Problem details: Once every line in the data below has been checked for "copy", give the number of lines that hold it, and only that.

Data for the task:

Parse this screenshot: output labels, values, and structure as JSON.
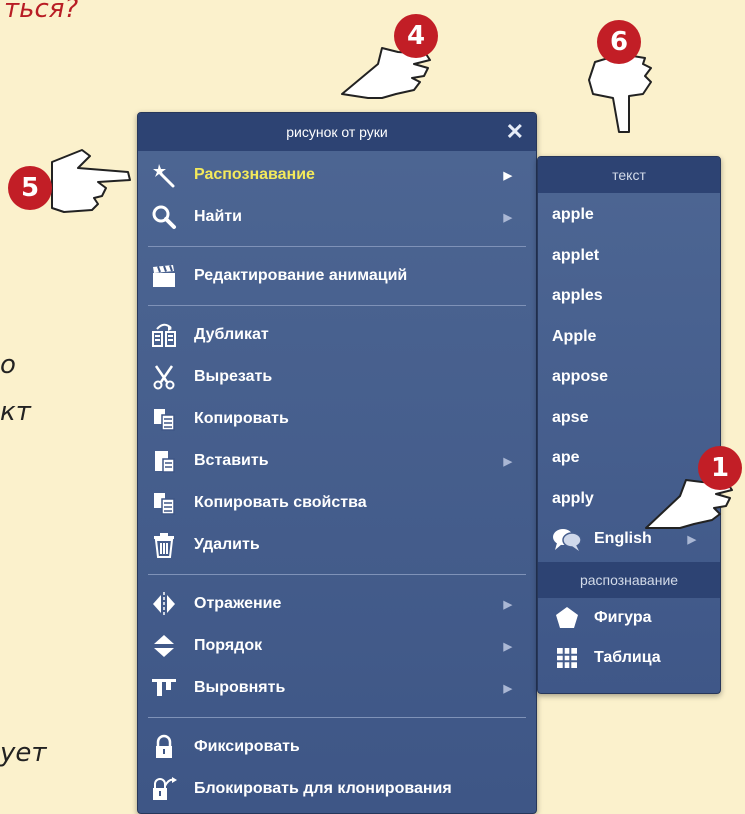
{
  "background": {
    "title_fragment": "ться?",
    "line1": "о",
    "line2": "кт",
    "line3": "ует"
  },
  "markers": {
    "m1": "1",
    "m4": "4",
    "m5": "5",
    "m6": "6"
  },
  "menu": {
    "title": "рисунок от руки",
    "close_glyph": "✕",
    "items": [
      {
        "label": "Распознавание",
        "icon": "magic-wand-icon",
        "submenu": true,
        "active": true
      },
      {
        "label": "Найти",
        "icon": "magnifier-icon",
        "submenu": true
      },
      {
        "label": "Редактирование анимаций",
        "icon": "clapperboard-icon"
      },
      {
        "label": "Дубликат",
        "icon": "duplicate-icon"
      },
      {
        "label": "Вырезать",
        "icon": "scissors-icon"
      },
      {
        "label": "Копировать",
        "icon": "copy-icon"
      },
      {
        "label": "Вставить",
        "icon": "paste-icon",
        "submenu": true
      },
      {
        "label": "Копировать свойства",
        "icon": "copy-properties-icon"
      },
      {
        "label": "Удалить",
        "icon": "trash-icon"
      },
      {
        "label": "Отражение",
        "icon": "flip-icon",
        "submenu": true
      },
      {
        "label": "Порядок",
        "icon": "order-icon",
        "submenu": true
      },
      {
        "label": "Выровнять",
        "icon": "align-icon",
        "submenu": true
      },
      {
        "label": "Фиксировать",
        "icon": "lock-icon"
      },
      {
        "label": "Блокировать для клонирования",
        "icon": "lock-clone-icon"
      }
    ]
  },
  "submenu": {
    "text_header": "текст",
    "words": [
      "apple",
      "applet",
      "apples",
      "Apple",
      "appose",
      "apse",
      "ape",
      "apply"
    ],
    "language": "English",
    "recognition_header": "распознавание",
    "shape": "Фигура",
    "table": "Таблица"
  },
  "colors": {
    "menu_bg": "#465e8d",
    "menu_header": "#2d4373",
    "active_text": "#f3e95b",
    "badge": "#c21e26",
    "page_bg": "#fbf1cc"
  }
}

Response area: 2